→ **Supplied material**:
◆ ◆ ◆ ◆ ◆

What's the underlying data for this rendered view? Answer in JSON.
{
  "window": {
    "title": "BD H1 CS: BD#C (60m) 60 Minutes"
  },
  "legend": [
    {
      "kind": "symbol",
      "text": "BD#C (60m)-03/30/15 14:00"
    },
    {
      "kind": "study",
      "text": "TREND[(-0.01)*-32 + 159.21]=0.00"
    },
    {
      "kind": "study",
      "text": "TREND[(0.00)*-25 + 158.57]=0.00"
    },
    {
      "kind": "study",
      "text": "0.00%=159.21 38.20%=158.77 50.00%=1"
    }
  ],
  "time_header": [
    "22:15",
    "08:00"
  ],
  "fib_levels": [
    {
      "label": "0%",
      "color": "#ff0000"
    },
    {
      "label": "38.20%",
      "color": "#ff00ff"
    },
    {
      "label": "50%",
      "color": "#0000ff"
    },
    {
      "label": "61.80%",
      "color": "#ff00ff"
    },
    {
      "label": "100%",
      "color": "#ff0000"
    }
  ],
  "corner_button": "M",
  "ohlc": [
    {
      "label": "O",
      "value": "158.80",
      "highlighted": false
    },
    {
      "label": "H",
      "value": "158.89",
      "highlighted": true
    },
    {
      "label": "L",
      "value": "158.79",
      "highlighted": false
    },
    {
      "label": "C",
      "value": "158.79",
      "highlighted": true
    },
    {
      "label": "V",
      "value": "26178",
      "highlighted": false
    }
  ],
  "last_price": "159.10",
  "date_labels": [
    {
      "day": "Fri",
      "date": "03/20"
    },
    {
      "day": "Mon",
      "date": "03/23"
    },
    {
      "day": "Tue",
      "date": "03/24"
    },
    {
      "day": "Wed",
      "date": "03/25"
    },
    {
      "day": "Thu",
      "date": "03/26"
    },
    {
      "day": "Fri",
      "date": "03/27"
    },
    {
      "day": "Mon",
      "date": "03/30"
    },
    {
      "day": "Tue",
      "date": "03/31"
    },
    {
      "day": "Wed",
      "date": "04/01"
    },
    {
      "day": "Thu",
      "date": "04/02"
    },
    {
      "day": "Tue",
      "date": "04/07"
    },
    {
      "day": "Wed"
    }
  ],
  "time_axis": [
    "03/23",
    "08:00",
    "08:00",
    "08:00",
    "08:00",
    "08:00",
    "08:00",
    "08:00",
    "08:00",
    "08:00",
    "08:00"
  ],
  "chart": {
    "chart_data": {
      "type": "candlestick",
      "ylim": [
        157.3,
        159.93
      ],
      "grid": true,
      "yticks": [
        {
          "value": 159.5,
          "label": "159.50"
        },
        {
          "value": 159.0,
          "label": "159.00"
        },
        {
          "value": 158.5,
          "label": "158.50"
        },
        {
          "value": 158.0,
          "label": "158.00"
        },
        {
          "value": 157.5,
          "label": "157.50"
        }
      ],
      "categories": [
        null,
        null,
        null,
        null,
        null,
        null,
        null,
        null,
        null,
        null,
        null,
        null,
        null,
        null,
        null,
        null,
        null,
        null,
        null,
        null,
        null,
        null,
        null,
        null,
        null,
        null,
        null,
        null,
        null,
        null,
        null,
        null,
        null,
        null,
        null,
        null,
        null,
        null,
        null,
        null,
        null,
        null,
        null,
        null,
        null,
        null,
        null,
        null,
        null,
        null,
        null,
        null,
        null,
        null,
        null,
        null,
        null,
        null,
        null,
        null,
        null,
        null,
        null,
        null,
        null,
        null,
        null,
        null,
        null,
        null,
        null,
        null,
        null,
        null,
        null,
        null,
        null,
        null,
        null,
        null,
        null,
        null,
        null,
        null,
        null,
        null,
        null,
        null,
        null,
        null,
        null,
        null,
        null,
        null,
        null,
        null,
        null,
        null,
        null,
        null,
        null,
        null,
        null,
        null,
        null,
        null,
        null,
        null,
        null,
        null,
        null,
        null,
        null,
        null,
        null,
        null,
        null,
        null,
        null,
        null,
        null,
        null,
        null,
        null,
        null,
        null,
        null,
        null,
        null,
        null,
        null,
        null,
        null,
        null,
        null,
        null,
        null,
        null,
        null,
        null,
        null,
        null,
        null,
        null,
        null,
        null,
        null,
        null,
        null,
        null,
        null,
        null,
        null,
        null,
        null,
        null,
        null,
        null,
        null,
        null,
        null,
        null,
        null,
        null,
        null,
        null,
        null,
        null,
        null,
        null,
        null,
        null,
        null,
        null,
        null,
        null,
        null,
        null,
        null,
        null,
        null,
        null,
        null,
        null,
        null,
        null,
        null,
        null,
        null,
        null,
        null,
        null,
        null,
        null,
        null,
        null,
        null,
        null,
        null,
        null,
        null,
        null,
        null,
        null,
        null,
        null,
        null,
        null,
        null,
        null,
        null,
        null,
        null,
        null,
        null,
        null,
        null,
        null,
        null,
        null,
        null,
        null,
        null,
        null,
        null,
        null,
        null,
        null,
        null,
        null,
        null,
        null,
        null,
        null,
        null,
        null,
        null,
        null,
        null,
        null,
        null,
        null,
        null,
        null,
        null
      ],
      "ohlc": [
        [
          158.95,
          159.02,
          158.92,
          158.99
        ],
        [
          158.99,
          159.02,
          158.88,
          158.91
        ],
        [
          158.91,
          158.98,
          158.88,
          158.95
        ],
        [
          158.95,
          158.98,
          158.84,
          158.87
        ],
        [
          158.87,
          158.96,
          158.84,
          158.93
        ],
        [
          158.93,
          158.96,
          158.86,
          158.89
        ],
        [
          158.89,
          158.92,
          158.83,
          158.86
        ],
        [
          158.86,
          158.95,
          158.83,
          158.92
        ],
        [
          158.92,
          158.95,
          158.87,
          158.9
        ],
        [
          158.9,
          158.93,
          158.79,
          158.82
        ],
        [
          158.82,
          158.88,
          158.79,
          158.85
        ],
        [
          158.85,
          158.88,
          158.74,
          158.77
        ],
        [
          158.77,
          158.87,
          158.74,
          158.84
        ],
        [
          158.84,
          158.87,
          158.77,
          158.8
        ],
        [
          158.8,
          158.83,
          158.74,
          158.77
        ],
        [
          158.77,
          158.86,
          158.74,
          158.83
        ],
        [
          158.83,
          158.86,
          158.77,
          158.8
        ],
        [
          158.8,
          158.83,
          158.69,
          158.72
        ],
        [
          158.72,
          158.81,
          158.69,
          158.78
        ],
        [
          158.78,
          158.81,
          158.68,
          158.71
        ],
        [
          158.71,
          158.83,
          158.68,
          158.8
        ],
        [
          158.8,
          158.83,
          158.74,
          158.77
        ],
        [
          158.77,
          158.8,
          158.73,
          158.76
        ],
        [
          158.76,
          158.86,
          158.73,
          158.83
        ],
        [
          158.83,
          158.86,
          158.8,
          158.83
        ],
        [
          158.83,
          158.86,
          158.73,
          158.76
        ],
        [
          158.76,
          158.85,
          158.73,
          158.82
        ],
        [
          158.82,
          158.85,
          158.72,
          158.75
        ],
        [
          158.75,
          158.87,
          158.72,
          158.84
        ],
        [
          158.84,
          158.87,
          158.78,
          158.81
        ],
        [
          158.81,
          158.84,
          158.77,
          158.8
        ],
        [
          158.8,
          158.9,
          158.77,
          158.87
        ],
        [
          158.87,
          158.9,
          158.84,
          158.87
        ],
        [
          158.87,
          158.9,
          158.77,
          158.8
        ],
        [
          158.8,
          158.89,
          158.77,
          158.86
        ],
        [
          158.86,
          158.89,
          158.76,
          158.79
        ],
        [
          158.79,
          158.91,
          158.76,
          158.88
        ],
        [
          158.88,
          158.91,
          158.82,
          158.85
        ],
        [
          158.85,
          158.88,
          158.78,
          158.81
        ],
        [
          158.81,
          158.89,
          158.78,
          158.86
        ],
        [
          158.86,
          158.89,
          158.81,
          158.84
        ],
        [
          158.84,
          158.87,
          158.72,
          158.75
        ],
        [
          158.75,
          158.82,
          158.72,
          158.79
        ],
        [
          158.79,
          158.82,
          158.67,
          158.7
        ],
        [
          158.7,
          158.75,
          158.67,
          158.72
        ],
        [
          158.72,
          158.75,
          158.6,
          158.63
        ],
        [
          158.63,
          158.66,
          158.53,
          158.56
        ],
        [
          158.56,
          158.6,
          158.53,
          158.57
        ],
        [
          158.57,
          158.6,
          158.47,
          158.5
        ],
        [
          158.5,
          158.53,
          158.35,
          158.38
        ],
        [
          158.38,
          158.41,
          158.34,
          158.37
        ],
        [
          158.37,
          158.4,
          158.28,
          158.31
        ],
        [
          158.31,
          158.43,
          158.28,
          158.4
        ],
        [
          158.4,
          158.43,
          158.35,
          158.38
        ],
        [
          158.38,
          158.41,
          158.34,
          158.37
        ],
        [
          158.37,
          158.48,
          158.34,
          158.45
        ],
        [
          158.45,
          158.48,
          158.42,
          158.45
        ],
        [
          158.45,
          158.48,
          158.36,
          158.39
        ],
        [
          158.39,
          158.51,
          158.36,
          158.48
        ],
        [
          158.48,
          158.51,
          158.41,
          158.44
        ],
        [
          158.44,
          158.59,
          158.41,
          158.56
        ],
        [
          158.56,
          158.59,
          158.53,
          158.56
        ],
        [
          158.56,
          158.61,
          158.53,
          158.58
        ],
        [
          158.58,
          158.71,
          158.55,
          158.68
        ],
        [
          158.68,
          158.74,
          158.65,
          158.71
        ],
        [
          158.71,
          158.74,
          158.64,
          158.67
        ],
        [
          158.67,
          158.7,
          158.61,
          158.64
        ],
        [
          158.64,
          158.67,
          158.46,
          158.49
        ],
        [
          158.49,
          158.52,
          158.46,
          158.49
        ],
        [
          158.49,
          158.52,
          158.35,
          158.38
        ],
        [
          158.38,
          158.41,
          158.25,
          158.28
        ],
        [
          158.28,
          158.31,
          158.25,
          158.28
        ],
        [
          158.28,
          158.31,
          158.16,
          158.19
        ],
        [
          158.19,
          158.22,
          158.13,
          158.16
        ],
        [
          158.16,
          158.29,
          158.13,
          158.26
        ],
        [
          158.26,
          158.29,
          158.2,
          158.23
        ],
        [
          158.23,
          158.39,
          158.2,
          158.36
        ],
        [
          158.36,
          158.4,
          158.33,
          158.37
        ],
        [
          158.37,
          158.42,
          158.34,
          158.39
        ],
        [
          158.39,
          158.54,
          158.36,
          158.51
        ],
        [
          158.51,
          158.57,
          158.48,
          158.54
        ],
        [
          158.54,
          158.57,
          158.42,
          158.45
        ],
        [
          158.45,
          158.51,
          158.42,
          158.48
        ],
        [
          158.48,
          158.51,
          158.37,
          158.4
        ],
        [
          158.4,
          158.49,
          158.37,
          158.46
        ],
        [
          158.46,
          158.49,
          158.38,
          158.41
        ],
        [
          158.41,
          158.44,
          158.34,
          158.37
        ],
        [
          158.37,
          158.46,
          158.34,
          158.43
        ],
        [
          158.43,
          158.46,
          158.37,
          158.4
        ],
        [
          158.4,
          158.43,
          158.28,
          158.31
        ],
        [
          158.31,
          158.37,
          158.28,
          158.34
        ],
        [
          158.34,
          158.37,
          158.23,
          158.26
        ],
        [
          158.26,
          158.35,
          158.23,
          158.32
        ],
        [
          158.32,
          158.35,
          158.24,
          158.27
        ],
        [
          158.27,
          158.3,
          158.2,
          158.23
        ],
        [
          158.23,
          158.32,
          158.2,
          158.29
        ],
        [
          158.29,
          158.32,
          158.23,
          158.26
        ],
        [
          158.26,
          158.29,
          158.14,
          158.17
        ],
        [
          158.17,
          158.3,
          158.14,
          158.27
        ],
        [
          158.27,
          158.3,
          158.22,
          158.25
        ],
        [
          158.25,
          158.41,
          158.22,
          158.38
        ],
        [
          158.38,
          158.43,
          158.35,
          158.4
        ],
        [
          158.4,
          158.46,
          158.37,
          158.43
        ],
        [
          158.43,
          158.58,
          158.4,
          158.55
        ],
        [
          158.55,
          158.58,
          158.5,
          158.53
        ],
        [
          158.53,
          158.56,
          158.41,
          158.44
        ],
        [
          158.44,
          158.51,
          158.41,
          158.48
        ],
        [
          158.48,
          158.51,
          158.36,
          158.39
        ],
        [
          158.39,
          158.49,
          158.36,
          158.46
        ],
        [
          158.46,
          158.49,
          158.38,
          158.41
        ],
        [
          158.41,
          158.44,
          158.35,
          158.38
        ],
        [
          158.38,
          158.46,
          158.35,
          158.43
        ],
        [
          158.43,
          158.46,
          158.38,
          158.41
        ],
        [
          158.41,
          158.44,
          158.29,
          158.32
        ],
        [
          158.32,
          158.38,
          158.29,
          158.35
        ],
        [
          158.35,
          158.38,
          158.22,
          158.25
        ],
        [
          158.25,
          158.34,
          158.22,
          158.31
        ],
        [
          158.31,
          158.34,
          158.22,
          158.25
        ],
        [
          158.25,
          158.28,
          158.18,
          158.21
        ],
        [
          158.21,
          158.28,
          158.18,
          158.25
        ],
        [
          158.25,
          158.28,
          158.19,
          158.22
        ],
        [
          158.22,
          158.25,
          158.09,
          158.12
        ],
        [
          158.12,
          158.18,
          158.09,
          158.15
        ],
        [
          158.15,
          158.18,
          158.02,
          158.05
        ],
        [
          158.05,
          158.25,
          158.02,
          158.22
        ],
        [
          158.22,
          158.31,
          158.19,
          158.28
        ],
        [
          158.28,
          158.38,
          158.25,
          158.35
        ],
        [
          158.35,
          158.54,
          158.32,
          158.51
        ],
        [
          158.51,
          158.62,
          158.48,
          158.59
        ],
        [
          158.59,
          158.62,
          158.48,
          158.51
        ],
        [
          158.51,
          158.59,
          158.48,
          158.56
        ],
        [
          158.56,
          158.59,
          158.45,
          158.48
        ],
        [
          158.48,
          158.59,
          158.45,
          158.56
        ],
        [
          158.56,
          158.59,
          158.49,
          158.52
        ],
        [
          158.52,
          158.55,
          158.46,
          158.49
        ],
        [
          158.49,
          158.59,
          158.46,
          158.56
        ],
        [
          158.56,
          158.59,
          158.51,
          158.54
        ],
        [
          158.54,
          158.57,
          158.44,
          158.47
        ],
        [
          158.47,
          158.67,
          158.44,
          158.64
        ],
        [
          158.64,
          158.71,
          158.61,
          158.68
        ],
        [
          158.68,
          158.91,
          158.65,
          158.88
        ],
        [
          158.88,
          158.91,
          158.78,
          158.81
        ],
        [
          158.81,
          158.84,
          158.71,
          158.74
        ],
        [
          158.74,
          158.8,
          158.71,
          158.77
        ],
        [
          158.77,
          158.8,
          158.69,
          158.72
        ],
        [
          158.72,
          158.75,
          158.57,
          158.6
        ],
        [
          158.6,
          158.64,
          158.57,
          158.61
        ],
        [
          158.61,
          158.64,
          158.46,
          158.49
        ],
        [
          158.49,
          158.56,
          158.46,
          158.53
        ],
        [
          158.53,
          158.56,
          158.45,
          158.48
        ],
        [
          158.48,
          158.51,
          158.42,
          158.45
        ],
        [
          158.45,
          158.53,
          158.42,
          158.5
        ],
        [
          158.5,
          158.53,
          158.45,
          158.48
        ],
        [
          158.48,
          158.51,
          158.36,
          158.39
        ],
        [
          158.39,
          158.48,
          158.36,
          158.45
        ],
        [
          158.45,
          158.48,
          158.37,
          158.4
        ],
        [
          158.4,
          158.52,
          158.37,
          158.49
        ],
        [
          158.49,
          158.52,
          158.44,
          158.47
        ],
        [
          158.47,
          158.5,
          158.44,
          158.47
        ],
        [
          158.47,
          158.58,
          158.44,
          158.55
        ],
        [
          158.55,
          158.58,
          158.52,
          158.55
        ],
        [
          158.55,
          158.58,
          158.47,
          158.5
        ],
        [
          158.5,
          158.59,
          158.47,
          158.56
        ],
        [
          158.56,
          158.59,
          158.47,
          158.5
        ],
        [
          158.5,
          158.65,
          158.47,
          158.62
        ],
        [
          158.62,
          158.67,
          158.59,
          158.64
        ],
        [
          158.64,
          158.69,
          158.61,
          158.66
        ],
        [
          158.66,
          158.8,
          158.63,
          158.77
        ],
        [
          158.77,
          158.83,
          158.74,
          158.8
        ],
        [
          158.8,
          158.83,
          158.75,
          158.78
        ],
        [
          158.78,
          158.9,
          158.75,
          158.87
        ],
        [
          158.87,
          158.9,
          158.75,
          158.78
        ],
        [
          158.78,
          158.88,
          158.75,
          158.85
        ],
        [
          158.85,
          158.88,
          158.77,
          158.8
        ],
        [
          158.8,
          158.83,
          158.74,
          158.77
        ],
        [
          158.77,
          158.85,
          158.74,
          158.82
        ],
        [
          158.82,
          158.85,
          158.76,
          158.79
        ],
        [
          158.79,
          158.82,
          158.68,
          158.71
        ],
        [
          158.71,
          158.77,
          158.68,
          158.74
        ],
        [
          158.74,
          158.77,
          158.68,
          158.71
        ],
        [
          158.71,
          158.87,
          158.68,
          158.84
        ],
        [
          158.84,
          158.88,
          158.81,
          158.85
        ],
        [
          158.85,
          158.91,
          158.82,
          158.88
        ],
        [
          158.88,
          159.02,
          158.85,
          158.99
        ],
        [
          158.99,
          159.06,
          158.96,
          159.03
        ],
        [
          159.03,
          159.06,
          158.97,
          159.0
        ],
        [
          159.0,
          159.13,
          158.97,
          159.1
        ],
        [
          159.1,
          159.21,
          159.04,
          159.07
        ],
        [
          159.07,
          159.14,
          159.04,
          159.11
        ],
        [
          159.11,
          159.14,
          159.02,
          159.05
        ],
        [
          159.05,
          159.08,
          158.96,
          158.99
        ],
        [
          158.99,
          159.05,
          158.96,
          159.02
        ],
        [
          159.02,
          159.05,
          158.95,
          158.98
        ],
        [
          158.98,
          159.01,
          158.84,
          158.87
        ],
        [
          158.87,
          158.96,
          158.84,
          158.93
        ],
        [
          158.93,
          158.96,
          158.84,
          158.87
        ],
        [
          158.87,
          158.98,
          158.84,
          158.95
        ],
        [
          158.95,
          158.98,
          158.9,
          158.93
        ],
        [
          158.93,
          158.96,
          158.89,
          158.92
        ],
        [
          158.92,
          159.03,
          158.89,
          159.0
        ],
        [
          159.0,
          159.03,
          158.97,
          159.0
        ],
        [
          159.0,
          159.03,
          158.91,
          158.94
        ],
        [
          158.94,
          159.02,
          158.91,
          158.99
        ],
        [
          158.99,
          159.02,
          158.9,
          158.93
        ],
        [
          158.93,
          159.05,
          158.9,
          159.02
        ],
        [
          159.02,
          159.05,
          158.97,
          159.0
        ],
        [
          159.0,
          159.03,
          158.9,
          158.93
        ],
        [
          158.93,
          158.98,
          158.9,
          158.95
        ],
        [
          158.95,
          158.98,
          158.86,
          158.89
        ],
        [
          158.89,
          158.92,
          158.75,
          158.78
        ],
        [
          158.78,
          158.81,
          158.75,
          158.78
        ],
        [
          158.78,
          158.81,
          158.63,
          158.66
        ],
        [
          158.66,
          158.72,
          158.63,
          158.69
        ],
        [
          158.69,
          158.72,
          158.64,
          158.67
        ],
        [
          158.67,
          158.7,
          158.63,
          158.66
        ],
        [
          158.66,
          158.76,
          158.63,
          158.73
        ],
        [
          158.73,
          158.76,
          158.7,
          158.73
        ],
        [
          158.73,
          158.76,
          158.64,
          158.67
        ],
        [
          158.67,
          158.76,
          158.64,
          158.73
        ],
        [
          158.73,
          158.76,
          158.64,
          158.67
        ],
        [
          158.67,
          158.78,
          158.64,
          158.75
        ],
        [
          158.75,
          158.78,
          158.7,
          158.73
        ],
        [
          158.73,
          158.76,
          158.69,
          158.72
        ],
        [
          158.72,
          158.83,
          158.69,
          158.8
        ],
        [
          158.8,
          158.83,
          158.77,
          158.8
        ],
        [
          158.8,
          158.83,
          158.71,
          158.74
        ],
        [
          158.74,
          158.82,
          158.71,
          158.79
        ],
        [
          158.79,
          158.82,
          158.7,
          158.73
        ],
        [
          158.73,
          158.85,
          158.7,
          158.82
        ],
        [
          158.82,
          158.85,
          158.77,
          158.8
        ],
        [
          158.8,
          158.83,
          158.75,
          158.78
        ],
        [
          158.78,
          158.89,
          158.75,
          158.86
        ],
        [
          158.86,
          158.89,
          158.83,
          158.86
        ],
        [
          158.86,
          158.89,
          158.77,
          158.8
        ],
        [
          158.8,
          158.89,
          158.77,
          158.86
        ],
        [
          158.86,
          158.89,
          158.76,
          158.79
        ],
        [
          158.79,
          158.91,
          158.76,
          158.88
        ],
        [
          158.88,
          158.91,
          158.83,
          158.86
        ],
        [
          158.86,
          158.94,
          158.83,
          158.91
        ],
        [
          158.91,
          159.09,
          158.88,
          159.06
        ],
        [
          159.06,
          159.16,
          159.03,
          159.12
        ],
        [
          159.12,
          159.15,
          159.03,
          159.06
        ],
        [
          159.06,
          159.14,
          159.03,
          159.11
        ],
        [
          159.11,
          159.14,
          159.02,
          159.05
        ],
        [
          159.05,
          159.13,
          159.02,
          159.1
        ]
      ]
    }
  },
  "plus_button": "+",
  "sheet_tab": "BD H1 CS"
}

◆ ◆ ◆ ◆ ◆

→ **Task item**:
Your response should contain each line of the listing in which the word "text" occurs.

→ **Written answer**:
      "text": "BD#C (60m)-03/30/15 14:00"
      "text": "TREND[(-0.01)*-32 + 159.21]=0.00"
      "text": "TREND[(0.00)*-25 + 158.57]=0.00"
      "text": "0.00%=159.21 38.20%=158.77 50.00%=1"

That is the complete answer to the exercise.